This is good to give us a bit more context with their friendship. I'd kind of gotten the impression they were originally childhood friends but I guess the friendship is more recent if Mao doesn't really know that much about her past? --- I'm amending this as I've just finished the next section and realised that they have indeed known each other much longer so I guess the dynamic is actually a bit different? I'm not sure it doesn't work, I think maybe it's just a bit unclear. Given that there's two/three years between them too, it's interesting that they became so close - is it more like a sibling relationship?

I think the dynamic between the two of them is my main comment for the chapter. They seem close, but there's this whole quite major thing that Mao wasn't aware of. Kita doesn't seem to averse to disclosing it, so why was it never mentioned before?

Good character/setting building in general though - and a look into Kita's past helps qualify what's happened to her character. Looking forward to the next part!


RavenAkuma says...

Ah, I think you've made it clear that I need to clarify a few things about Mao/Yuna/Kita's relationship. Not that I'm complaining, I'm very grateful that you brought it to my attention ~

To clarify, so there hopefully won't be any more confusion in future chapters, Mao, Yuna, and Kita have been friends for a very long time. Kita just has a tendency to hide things, a result of being known as "the freak" for so long. Then, as her sickness gets worse, she's withdrawn even more (as mental health problems tend to cause).

Thank you very much for this helpful advice! :)

IcyFlame says...

this makes sense, thanks for clarifying! I think it just didn't naturally fit for me with them seemingly so close since childhood

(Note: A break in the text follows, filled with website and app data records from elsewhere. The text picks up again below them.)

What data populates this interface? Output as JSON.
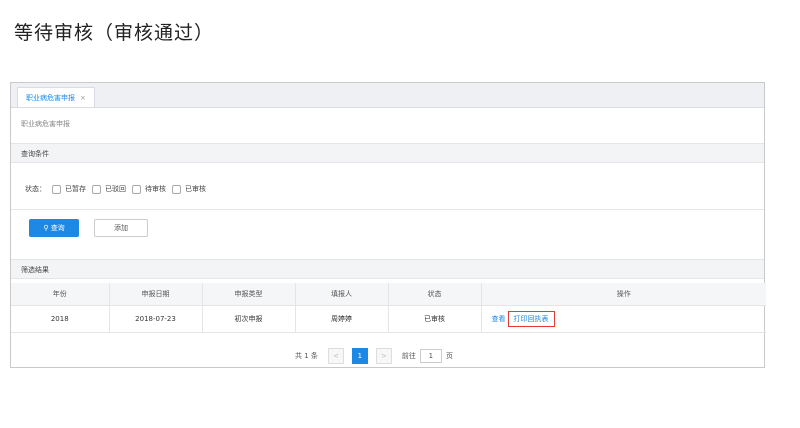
{
  "heading": "等待审核（审核通过）",
  "tab": {
    "label": "职业病危害申报",
    "close": "×"
  },
  "breadcrumb": "职业病危害申报",
  "query_panel": {
    "title": "查询条件",
    "status_label": "状态：",
    "options": [
      "已暂存",
      "已驳回",
      "待审核",
      "已审核"
    ],
    "query_button": "查询",
    "add_button": "添加"
  },
  "results": {
    "title": "筛选结果",
    "columns": [
      "年份",
      "申报日期",
      "申报类型",
      "填报人",
      "状态",
      "操作"
    ],
    "rows": [
      {
        "year": "2018",
        "date": "2018-07-23",
        "type": "初次申报",
        "filler": "周婷婷",
        "status": "已审核",
        "view": "查看",
        "print": "打印回执表"
      }
    ]
  },
  "pagination": {
    "total": "共 1 条",
    "prev": "<",
    "current": "1",
    "next": ">",
    "goto": "前往",
    "page_value": "1",
    "page_unit": "页"
  }
}
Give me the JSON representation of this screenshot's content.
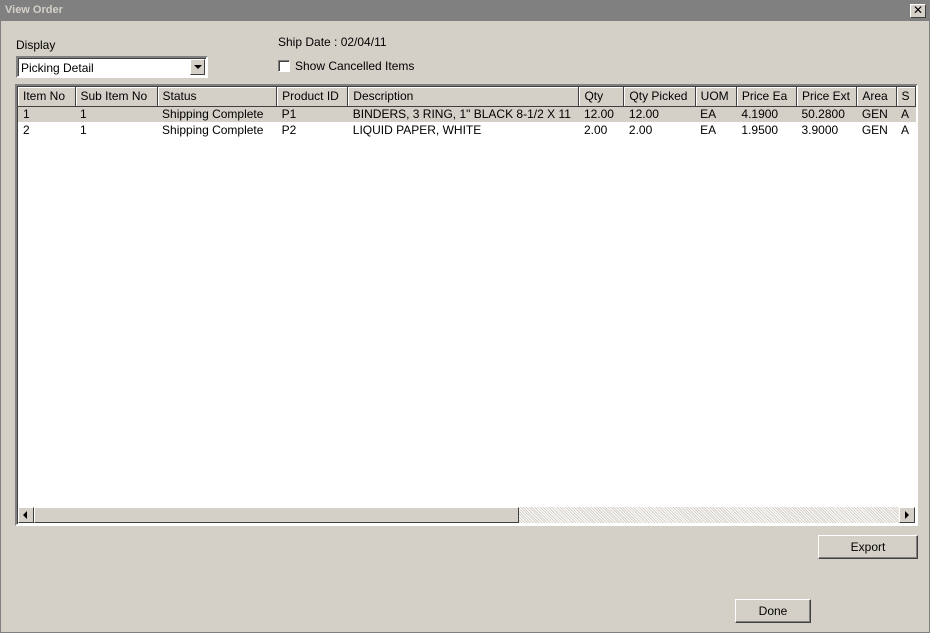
{
  "window": {
    "title": "View Order",
    "close_glyph": "✕"
  },
  "display": {
    "label": "Display",
    "selected": "Picking Detail"
  },
  "ship_date": "Ship Date : 02/04/11",
  "show_cancelled": {
    "label": "Show Cancelled Items",
    "checked": false
  },
  "grid": {
    "columns": [
      "Item No",
      "Sub Item No",
      "Status",
      "Product ID",
      "Description",
      "Qty",
      "Qty Picked",
      "UOM",
      "Price Ea",
      "Price Ext",
      "Area",
      "S"
    ],
    "rows": [
      [
        "1",
        "1",
        "Shipping Complete",
        "P1",
        "BINDERS, 3 RING, 1\" BLACK 8-1/2 X 11",
        "12.00",
        "12.00",
        "EA",
        "4.1900",
        "50.2800",
        "GEN",
        "A"
      ],
      [
        "2",
        "1",
        "Shipping Complete",
        "P2",
        "LIQUID PAPER, WHITE",
        "2.00",
        "2.00",
        "EA",
        "1.9500",
        "3.9000",
        "GEN",
        "A"
      ]
    ],
    "selected_row": 0
  },
  "buttons": {
    "export": "Export",
    "done": "Done"
  },
  "colors": {
    "face": "#d4d0c8",
    "titlebar": "#808080"
  }
}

A jury consists of twelve people who determine which client has the better lawyer.
— Robert Frost